__Task item__
Filter the entries below down to the lines that hold "image".

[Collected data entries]
___
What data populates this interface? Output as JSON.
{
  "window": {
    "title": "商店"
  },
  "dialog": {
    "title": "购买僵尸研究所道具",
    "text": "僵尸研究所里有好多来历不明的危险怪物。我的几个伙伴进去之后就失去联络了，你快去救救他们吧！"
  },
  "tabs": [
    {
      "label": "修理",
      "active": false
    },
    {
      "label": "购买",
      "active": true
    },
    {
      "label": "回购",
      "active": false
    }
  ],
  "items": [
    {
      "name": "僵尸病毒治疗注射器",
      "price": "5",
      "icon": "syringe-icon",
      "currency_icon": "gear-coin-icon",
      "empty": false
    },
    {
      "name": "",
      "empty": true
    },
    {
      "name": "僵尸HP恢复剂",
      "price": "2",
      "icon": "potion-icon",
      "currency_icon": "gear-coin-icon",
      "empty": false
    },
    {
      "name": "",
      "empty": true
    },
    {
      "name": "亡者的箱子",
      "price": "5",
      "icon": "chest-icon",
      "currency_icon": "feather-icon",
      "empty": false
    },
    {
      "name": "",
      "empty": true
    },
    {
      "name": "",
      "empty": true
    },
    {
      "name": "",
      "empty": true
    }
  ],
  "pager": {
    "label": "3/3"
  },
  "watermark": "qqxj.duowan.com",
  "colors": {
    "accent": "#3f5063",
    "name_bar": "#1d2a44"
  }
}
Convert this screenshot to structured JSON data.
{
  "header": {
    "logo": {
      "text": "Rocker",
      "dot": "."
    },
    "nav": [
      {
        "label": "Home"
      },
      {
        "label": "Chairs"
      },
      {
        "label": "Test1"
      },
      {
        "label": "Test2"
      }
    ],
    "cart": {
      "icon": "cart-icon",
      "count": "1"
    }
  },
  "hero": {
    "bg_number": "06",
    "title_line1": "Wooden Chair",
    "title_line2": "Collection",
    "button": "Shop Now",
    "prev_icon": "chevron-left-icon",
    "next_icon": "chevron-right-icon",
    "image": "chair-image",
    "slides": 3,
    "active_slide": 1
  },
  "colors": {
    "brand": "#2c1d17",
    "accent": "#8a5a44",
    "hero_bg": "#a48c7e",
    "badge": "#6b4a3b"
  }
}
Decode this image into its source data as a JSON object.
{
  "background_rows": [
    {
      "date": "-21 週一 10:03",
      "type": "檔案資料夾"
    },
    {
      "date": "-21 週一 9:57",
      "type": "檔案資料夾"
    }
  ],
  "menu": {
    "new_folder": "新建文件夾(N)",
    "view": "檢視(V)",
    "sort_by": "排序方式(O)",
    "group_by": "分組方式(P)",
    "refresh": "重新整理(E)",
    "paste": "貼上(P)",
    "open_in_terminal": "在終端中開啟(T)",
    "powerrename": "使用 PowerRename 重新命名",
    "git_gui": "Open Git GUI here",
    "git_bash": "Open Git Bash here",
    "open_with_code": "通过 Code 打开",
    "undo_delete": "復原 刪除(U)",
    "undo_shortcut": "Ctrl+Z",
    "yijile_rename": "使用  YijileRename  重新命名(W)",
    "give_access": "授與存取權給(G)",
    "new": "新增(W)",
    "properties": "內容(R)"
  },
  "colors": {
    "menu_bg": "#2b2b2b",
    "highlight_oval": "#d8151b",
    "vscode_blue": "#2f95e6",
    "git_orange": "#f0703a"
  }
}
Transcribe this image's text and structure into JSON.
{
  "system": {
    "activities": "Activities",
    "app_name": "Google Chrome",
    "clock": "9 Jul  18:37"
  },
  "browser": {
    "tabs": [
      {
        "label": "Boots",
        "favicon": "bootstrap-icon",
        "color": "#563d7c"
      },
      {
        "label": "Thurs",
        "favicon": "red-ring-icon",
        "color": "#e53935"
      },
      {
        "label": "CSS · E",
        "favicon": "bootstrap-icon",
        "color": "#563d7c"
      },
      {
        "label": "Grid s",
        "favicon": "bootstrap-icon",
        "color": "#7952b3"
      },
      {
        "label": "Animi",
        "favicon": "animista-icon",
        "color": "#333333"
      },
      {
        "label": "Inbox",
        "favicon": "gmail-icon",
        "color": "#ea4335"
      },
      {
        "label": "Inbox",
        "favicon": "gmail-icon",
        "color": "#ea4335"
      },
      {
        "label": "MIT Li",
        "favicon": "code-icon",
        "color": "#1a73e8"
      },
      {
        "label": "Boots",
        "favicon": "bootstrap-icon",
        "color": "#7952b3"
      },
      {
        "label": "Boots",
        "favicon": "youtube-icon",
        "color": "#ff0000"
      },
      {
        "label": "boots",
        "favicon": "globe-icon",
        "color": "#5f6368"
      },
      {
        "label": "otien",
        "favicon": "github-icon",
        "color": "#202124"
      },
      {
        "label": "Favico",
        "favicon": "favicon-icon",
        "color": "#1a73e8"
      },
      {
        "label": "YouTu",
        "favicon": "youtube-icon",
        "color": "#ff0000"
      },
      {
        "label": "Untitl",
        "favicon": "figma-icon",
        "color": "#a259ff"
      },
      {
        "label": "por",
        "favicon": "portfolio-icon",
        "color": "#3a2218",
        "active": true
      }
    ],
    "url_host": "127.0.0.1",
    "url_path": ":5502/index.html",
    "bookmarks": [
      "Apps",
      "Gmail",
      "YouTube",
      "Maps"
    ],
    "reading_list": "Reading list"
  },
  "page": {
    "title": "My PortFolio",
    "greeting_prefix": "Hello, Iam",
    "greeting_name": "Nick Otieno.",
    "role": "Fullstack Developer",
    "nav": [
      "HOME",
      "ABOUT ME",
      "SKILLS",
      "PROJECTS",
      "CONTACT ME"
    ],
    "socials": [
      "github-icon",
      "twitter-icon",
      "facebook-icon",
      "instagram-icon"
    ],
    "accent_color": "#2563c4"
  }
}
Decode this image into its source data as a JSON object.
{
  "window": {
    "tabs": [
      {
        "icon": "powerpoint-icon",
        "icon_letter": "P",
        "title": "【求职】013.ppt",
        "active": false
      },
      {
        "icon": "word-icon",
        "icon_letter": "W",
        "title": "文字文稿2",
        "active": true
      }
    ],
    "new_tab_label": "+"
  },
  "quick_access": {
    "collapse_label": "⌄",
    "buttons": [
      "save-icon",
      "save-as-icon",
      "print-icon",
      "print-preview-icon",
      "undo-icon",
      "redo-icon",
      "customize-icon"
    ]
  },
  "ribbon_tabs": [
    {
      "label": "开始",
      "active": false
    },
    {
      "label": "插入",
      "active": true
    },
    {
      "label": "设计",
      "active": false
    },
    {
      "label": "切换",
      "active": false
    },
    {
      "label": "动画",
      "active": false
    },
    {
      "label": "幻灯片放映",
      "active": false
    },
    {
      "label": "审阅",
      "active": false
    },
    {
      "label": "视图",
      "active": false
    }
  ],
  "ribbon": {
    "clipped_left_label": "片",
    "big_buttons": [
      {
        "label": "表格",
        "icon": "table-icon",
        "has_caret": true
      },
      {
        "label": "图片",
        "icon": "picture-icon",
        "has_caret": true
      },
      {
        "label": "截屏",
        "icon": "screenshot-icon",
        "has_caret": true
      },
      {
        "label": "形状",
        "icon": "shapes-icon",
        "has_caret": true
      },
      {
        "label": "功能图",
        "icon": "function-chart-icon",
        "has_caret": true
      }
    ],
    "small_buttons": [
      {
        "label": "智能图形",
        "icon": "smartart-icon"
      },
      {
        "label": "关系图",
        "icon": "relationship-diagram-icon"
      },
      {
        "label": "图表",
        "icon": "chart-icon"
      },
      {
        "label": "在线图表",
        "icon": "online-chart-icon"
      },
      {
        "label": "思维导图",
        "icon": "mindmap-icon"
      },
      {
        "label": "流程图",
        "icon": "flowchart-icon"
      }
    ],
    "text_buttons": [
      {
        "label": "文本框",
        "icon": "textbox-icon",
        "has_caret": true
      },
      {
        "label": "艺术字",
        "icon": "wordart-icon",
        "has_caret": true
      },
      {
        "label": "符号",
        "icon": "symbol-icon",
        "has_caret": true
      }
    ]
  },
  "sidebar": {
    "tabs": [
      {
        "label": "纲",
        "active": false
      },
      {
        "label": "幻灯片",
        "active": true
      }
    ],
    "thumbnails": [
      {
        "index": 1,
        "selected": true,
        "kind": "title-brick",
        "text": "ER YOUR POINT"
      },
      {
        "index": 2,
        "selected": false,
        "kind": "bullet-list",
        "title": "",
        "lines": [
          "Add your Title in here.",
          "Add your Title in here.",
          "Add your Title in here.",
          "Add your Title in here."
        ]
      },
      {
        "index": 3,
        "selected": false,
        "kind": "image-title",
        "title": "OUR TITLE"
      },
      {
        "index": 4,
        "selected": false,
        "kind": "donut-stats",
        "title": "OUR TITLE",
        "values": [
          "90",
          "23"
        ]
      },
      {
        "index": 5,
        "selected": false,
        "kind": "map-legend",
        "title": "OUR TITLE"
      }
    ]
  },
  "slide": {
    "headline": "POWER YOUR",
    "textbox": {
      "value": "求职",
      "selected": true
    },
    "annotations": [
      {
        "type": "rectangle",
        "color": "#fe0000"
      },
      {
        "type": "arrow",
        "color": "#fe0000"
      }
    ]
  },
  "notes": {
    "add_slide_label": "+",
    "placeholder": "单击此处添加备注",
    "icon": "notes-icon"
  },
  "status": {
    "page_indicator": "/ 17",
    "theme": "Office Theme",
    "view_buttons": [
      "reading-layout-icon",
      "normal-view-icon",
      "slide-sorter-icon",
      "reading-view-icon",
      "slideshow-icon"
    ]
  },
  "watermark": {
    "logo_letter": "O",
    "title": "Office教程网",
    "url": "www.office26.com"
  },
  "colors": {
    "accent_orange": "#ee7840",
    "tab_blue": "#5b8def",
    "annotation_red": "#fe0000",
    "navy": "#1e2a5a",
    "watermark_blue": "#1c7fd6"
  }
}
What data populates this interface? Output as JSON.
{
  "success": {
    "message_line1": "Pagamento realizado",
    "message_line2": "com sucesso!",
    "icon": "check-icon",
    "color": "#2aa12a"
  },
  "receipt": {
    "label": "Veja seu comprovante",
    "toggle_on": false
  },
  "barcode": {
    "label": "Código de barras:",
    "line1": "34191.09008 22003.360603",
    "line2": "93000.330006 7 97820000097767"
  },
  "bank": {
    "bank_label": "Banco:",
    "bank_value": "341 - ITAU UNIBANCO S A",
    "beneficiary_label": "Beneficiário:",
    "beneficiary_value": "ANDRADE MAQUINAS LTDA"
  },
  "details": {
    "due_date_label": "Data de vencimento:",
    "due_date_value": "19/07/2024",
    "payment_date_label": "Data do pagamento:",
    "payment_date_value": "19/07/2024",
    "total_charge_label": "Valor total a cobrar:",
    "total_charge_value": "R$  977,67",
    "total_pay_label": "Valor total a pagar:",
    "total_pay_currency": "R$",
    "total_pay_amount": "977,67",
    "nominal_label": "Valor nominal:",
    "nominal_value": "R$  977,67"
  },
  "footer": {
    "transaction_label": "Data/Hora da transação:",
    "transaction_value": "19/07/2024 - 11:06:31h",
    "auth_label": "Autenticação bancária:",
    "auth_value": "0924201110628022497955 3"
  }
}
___
__Reply__
    "image": "chair-image",
Decode this image into its source data as a JSON object.
Transcribe this image's text and structure into JSON.
Decode this image into its source data as a JSON object.
        "kind": "image-title",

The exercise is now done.